“Having drafted plans for a bigger centre within the main hospital, we approached Rosemere with a bid for financial support so we could create not only something bigger but also a unit that was totally patient-focused and second to none in the country.
“Rosemere didn’t hesitate in coming forward with help and we are very grateful for the help it has delivered.
“In the meantime, the Trust awaits its Phase 8 development funding to be formally ratified by the NHSI but because of the changes within the hospital’s lay-out that this will enable, we saw an opportunity to site the new unit in a slightly larger space to that already earmarked for it.
“This area is next to the Breast Care Unit.
“For breast cancer patients, this will mean they will be able to have screening, consultations and any chemotherapy all within same area, which is obviously much more convenient as currently, to access these services, patients have to visit two different sites in different parts of the hospital and would have had to continue doing so under the original draft plans for the new chemotherapy unit.”
The wait for Phase 8’s ratification has meant a delay to work starting on the new chemotherapy unit.

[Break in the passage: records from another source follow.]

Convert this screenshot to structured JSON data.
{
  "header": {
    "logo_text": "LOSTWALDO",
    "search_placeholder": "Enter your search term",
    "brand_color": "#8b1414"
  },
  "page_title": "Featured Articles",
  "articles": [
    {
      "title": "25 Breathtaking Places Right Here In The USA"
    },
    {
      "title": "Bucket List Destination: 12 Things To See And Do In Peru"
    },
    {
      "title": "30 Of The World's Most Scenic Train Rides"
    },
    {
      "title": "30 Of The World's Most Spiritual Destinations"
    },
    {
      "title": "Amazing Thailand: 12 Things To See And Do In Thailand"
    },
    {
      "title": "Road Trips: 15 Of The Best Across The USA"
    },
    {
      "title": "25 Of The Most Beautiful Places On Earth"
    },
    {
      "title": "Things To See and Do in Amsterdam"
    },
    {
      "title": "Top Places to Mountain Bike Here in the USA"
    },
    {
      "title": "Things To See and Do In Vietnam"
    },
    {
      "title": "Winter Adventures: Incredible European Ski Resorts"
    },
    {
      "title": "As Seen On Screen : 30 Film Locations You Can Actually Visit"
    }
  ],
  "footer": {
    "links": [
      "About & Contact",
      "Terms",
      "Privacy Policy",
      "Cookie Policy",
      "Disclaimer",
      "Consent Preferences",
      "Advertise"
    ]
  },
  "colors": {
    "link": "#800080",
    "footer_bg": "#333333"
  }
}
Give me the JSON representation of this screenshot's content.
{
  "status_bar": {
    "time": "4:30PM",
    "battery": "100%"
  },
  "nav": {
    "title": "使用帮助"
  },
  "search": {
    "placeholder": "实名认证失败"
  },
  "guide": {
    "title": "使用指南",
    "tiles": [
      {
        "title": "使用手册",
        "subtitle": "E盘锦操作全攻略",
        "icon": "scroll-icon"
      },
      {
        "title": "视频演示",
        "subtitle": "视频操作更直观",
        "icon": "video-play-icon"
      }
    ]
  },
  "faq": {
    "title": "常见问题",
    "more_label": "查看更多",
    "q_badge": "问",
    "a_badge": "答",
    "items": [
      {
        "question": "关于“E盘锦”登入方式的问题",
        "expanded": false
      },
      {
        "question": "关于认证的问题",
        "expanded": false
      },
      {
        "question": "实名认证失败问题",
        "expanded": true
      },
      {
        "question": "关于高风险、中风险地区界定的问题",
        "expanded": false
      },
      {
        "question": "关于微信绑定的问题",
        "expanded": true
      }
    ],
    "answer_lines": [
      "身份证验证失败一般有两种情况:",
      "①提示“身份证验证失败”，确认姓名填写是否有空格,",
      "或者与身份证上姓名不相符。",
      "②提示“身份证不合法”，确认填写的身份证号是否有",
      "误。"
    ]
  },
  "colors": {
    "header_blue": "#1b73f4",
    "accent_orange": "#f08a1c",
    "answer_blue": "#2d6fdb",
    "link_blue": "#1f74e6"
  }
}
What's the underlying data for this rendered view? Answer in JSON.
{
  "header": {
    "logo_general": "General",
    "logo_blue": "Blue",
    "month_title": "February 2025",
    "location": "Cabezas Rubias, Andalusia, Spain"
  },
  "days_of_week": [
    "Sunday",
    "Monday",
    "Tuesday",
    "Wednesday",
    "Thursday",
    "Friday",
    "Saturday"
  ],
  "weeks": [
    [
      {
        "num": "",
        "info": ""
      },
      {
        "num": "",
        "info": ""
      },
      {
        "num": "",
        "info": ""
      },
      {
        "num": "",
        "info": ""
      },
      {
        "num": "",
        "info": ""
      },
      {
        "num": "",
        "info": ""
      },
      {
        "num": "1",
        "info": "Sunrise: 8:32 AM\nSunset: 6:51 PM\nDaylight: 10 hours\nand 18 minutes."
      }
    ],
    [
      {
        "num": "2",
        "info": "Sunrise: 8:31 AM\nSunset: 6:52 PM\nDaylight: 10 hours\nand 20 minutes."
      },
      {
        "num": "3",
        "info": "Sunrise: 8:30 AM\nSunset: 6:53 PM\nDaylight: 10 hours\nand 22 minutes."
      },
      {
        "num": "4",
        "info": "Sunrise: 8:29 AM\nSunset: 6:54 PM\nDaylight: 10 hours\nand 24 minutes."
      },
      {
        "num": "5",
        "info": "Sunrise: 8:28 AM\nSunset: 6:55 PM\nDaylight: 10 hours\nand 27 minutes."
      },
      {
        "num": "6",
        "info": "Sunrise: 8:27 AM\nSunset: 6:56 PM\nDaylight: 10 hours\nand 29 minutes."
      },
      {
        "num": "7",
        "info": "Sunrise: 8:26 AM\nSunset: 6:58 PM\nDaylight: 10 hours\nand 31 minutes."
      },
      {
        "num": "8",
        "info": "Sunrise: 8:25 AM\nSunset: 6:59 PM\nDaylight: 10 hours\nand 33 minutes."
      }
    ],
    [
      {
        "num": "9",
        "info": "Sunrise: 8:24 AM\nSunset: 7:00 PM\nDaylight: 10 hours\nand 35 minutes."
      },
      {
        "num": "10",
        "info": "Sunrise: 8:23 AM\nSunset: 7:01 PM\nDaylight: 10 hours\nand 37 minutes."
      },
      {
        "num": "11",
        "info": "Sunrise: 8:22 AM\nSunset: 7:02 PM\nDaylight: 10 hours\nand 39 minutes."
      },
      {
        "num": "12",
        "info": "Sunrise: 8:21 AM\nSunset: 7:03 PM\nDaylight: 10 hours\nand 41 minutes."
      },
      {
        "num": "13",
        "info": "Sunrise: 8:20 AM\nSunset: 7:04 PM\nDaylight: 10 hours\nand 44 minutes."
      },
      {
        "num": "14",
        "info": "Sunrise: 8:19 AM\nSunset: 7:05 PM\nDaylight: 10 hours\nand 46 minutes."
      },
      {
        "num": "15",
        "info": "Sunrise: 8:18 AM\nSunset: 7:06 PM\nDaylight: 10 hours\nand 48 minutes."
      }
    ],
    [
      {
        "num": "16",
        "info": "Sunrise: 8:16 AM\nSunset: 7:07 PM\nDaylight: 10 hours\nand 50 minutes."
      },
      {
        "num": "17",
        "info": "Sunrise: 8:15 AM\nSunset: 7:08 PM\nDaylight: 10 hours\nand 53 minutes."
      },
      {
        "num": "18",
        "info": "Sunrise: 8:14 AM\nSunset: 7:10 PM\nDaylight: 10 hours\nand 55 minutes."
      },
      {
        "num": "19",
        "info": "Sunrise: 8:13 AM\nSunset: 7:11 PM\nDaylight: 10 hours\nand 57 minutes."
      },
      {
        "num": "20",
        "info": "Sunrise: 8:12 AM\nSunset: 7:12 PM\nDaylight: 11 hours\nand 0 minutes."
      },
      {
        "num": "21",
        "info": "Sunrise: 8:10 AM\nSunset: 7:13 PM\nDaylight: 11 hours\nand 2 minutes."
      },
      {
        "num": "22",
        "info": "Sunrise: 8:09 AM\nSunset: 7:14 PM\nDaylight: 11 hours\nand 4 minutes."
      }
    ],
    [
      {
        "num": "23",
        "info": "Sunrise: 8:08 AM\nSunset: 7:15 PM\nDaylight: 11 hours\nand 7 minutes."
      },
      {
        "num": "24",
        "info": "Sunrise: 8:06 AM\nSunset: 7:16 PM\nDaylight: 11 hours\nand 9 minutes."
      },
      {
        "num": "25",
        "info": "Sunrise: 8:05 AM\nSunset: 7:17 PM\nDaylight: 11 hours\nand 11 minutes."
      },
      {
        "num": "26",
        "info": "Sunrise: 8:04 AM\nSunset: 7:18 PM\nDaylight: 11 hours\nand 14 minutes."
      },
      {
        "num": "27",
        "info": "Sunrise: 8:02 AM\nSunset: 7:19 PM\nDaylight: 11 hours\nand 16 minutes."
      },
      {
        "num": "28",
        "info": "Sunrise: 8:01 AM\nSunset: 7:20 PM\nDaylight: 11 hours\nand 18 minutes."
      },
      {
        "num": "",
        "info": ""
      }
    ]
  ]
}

While it was meant to begin just over a month ago (end of May), it is not now expected to start until the autumn.
But when complete, the re-worked new unit’s benefits are expected to far outweigh any inconvenience caused by the delay, not just for breast cancer patients but all those receiving chemotherapy treatment at the Burnley hospital.
The re-siting of the new chemotherapy unit will mean it will be part of a dedicated cancer care floor, creating greater privacy for all patients and their families, especially as it will keep the dedicated parking outlined in the original plans.
It will be even more spacious, enabling staff to create a calming, relaxed atmosphere that will be enhanced by natural light from windows with views to Pendle Hill.
Sue Thompson, Rosemere’s Chief Officer, said: “Although there has been a delay in the building of the new unit, the additional benefits it will bring should make up for it.
“There is a lot of documented medical research showing the environment in which cancer patients are treated can have a significant impact on outcome and those that receive treatment in centres designed specifically around their needs like the new Burnley unit tend to experience more positive results.”